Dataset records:

+-------+

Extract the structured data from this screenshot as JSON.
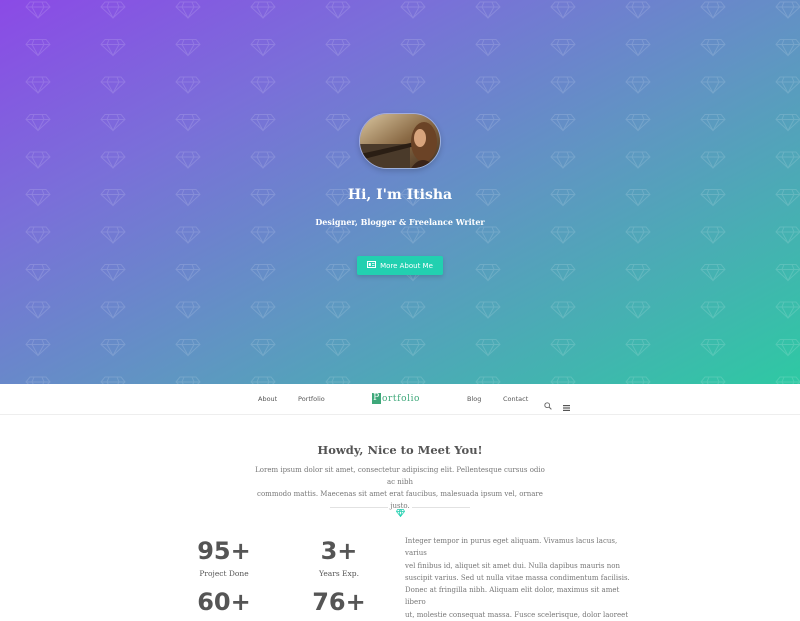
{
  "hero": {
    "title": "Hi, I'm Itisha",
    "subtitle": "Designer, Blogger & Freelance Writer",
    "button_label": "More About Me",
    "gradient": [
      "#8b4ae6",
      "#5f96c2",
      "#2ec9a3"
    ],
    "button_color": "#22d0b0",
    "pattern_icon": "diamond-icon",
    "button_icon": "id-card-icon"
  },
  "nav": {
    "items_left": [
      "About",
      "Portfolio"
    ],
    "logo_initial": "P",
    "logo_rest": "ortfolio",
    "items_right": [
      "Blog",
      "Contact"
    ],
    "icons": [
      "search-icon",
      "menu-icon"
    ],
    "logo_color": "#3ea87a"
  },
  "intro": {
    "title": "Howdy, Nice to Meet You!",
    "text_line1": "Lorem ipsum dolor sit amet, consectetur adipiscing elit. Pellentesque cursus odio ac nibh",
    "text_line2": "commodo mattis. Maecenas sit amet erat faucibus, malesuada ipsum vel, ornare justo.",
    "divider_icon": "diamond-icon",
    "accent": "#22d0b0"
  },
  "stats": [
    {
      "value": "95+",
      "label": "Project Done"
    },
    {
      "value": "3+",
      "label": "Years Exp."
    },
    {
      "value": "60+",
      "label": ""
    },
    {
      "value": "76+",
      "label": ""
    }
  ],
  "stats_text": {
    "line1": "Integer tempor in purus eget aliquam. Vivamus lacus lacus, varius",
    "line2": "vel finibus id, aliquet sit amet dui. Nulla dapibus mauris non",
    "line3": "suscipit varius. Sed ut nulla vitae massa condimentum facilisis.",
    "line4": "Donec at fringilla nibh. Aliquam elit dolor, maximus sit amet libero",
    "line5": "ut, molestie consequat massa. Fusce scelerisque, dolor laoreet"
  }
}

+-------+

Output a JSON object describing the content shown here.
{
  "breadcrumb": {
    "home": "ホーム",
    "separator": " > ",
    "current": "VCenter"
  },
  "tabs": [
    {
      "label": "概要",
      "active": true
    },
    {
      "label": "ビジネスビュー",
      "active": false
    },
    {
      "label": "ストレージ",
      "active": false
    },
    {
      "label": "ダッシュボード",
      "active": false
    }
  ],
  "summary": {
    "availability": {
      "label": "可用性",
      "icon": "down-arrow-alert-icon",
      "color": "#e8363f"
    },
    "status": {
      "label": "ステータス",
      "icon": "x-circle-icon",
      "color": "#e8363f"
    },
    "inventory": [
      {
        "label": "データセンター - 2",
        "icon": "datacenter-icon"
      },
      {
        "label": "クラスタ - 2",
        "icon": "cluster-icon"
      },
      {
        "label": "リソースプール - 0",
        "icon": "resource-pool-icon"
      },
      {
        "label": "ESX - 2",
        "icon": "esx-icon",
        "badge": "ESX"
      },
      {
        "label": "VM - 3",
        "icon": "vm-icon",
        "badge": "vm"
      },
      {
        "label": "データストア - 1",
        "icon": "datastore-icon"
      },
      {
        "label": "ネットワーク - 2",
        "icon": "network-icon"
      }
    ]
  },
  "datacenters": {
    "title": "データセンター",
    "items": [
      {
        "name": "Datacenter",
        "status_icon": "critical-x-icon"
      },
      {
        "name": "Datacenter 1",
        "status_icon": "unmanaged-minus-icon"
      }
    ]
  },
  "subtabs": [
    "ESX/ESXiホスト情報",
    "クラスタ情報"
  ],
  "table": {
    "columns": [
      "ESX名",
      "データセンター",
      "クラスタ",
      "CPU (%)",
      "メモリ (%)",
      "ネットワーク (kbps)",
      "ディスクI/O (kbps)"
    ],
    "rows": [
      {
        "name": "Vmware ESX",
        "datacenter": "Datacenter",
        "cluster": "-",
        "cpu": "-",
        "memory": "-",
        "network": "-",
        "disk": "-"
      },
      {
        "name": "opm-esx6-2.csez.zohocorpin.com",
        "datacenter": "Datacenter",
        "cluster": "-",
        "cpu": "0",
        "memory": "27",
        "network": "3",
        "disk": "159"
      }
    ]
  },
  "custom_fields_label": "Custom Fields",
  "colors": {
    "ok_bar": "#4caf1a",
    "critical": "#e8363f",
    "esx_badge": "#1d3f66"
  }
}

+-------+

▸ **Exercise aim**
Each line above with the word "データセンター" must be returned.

▸ **Solved problem**
        "label": "データセンター - 2",
    "title": "データセンター",
      "データセンター",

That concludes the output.